Component data from apps and pages

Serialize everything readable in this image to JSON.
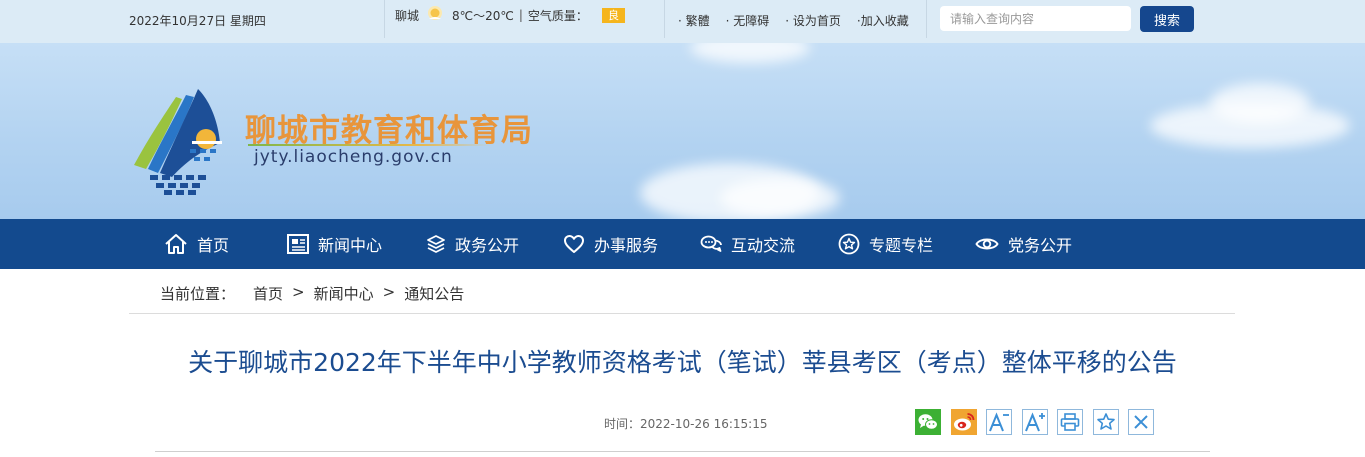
{
  "topbar": {
    "date": "2022年10月27日 星期四",
    "weather": {
      "city": "聊城",
      "temperature": "8℃～20℃",
      "separator": "|",
      "air_quality_label": "空气质量：",
      "air_quality_value": "良",
      "air_quality_color": "#f5b51d",
      "icon": "sun-icon"
    },
    "links": [
      "· 繁體",
      "· 无障碍",
      "· 设为首页",
      "·加入收藏"
    ],
    "search": {
      "placeholder": "请输入查询内容",
      "button_label": "搜索"
    }
  },
  "banner": {
    "site_name": "聊城市教育和体育局",
    "domain": "jyty.liaocheng.gov.cn"
  },
  "nav": {
    "items": [
      {
        "label": "首页",
        "icon": "home-icon"
      },
      {
        "label": "新闻中心",
        "icon": "newspaper-icon"
      },
      {
        "label": "政务公开",
        "icon": "layers-icon"
      },
      {
        "label": "办事服务",
        "icon": "heart-icon"
      },
      {
        "label": "互动交流",
        "icon": "chat-icon"
      },
      {
        "label": "专题专栏",
        "icon": "star-circle-icon"
      },
      {
        "label": "党务公开",
        "icon": "eye-icon"
      }
    ]
  },
  "breadcrumb": {
    "label": "当前位置：",
    "items": [
      "首页",
      "新闻中心",
      "通知公告"
    ],
    "separator": ">"
  },
  "article": {
    "title": "关于聊城市2022年下半年中小学教师资格考试（笔试）莘县考区（考点）整体平移的公告",
    "time_label": "时间：",
    "time_value": "2022-10-26 16:15:15"
  },
  "tools": [
    "wechat-share-icon",
    "weibo-share-icon",
    "font-decrease-icon",
    "font-increase-icon",
    "print-icon",
    "favorite-icon",
    "close-icon"
  ],
  "colors": {
    "topbar_bg": "#dcebf6",
    "nav_bg": "#134a8e",
    "title": "#1b4c90",
    "site_name": "#e8953b",
    "search_button": "#15478e"
  }
}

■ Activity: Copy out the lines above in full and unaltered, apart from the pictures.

■ Completed task:
Serialize everything readable in this image to JSON.
{
  "topbar": {
    "date": "2022年10月27日 星期四",
    "weather": {
      "city": "聊城",
      "temperature": "8℃～20℃",
      "separator": "|",
      "air_quality_label": "空气质量：",
      "air_quality_value": "良",
      "air_quality_color": "#f5b51d",
      "icon": "sun-icon"
    },
    "links": [
      "· 繁體",
      "· 无障碍",
      "· 设为首页",
      "·加入收藏"
    ],
    "search": {
      "placeholder": "请输入查询内容",
      "button_label": "搜索"
    }
  },
  "banner": {
    "site_name": "聊城市教育和体育局",
    "domain": "jyty.liaocheng.gov.cn"
  },
  "nav": {
    "items": [
      {
        "label": "首页",
        "icon": "home-icon"
      },
      {
        "label": "新闻中心",
        "icon": "newspaper-icon"
      },
      {
        "label": "政务公开",
        "icon": "layers-icon"
      },
      {
        "label": "办事服务",
        "icon": "heart-icon"
      },
      {
        "label": "互动交流",
        "icon": "chat-icon"
      },
      {
        "label": "专题专栏",
        "icon": "star-circle-icon"
      },
      {
        "label": "党务公开",
        "icon": "eye-icon"
      }
    ]
  },
  "breadcrumb": {
    "label": "当前位置：",
    "items": [
      "首页",
      "新闻中心",
      "通知公告"
    ],
    "separator": ">"
  },
  "article": {
    "title": "关于聊城市2022年下半年中小学教师资格考试（笔试）莘县考区（考点）整体平移的公告",
    "time_label": "时间：",
    "time_value": "2022-10-26 16:15:15"
  },
  "tools": [
    "wechat-share-icon",
    "weibo-share-icon",
    "font-decrease-icon",
    "font-increase-icon",
    "print-icon",
    "favorite-icon",
    "close-icon"
  ],
  "colors": {
    "topbar_bg": "#dcebf6",
    "nav_bg": "#134a8e",
    "title": "#1b4c90",
    "site_name": "#e8953b",
    "search_button": "#15478e"
  }
}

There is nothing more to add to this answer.